### TASK ITEM
Among the entries that follow, some lines contain the word "count". Show all of them.

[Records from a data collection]
------------------------------------------------

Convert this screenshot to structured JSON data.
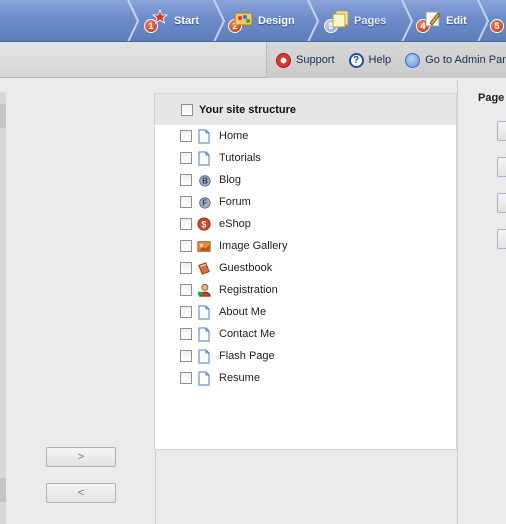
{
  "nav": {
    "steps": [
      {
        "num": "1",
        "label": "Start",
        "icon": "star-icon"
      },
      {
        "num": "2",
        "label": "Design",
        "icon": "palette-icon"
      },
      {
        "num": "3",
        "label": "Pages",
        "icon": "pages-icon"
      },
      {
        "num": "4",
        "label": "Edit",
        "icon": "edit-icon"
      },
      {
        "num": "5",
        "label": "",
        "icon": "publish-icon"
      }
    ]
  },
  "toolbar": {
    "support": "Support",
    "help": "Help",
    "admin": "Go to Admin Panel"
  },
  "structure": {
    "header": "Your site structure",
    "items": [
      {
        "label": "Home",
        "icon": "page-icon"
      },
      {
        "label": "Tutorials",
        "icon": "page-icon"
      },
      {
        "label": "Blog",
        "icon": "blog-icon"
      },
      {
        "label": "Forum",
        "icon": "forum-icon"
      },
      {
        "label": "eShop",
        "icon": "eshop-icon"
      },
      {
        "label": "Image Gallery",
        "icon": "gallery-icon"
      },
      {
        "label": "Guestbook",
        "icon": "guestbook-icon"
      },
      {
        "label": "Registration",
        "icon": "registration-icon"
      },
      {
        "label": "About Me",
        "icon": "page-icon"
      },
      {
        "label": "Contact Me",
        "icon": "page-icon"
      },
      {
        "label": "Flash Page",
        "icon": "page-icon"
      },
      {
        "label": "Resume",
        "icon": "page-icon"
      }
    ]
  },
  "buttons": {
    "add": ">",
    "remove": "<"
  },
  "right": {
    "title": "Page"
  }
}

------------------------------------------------

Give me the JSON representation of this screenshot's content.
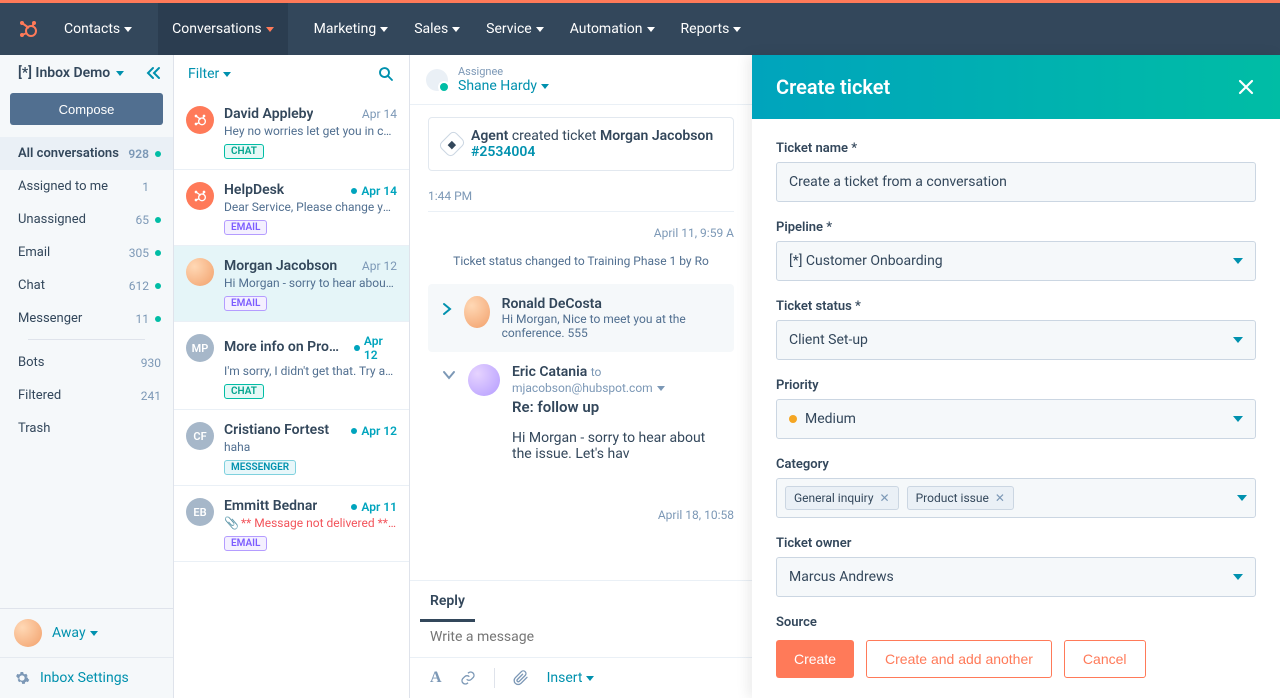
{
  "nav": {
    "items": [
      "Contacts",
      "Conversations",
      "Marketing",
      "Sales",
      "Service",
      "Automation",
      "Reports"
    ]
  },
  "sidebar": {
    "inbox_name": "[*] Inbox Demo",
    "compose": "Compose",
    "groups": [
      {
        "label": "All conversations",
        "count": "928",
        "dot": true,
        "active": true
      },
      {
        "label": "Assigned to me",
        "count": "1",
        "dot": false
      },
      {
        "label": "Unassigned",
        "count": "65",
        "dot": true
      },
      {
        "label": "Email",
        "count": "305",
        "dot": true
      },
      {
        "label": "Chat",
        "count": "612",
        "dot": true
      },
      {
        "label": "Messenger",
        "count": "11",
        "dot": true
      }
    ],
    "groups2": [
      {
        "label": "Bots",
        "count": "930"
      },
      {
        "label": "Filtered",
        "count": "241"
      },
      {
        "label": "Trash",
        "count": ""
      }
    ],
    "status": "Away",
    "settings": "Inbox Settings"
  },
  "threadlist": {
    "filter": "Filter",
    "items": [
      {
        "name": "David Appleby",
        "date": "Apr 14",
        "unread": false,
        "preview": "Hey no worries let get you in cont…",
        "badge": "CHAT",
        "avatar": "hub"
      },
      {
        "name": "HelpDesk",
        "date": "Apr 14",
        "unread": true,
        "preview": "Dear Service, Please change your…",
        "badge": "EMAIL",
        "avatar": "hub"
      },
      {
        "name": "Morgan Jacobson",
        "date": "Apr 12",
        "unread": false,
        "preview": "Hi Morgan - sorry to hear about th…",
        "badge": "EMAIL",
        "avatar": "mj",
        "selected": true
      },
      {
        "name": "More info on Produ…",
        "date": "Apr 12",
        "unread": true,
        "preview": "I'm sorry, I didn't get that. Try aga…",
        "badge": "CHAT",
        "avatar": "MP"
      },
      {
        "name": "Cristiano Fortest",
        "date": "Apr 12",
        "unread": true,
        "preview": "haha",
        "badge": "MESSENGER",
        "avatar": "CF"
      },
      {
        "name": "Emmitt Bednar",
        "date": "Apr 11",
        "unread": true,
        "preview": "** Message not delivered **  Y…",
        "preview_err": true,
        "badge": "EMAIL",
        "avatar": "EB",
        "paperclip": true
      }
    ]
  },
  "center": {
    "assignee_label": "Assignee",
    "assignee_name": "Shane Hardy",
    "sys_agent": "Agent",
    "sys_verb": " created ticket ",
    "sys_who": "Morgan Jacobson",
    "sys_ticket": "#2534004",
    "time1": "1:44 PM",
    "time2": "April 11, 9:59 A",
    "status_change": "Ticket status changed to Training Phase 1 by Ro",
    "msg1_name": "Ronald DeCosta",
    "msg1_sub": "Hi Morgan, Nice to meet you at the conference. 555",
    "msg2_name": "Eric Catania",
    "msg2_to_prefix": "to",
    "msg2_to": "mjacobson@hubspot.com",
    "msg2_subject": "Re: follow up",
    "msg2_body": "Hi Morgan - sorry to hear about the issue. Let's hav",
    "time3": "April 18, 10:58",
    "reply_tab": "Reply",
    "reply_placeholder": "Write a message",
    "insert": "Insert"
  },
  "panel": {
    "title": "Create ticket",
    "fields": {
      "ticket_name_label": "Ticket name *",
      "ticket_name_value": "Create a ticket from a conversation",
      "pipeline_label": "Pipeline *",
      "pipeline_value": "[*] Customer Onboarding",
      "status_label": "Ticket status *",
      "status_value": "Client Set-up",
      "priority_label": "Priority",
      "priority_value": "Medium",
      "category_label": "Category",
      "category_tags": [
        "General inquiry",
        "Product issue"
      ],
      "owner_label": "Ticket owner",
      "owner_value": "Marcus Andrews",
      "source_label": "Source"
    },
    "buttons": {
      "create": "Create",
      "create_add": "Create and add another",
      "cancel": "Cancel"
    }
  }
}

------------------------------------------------

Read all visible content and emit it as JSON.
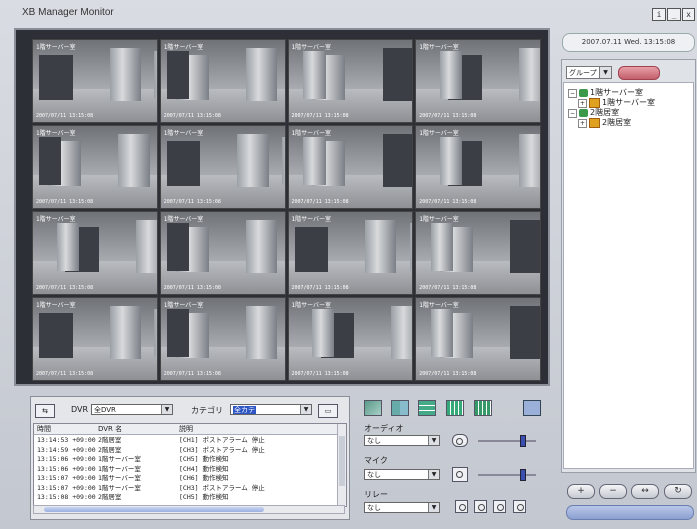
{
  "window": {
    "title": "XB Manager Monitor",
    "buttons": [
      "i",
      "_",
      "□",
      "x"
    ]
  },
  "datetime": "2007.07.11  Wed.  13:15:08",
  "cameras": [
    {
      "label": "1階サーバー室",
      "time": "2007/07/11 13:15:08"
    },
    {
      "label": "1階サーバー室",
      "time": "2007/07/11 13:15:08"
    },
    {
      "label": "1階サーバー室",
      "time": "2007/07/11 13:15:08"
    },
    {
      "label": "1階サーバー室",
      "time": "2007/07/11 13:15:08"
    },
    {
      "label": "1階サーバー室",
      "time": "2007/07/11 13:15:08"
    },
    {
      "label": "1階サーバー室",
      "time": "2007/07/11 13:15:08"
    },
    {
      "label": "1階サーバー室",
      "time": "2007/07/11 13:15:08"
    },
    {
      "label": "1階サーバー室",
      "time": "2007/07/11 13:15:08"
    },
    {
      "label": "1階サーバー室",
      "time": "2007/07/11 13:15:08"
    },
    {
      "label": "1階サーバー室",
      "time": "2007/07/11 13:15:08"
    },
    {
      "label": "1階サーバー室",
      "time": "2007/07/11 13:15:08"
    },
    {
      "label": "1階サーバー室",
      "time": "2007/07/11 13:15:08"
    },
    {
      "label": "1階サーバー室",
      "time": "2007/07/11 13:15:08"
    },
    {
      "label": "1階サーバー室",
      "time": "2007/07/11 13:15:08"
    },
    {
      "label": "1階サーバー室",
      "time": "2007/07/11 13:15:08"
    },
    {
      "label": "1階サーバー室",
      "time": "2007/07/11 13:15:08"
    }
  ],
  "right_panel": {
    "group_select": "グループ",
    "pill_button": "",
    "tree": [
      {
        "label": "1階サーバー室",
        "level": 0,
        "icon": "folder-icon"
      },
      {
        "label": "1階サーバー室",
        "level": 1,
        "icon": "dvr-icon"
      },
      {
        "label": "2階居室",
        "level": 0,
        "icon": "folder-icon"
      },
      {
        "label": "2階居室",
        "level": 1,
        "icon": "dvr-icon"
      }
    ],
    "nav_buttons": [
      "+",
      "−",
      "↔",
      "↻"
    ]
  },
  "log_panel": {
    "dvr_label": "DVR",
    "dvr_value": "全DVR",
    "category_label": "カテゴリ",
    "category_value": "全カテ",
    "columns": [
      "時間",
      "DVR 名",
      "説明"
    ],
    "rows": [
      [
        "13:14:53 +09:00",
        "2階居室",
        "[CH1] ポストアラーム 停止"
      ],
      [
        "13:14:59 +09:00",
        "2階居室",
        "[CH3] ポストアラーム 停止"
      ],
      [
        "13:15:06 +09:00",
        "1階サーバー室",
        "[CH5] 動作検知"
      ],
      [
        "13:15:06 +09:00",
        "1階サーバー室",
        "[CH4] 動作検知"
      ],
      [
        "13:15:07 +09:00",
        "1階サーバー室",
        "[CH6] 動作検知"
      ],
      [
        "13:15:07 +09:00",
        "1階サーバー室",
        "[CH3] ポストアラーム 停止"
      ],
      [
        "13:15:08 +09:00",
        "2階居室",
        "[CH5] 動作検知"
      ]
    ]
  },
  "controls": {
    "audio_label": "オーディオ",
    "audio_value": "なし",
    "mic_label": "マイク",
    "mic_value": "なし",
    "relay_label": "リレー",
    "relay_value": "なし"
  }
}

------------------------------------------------

### SOLUTION FOR THIS TASK
        "count": "928",
        "count": "1",
        "count": "65",
        "count": "305",
        "count": "612",
        "count": "11",
        "count": "930"
        "count": "241"
        "count": ""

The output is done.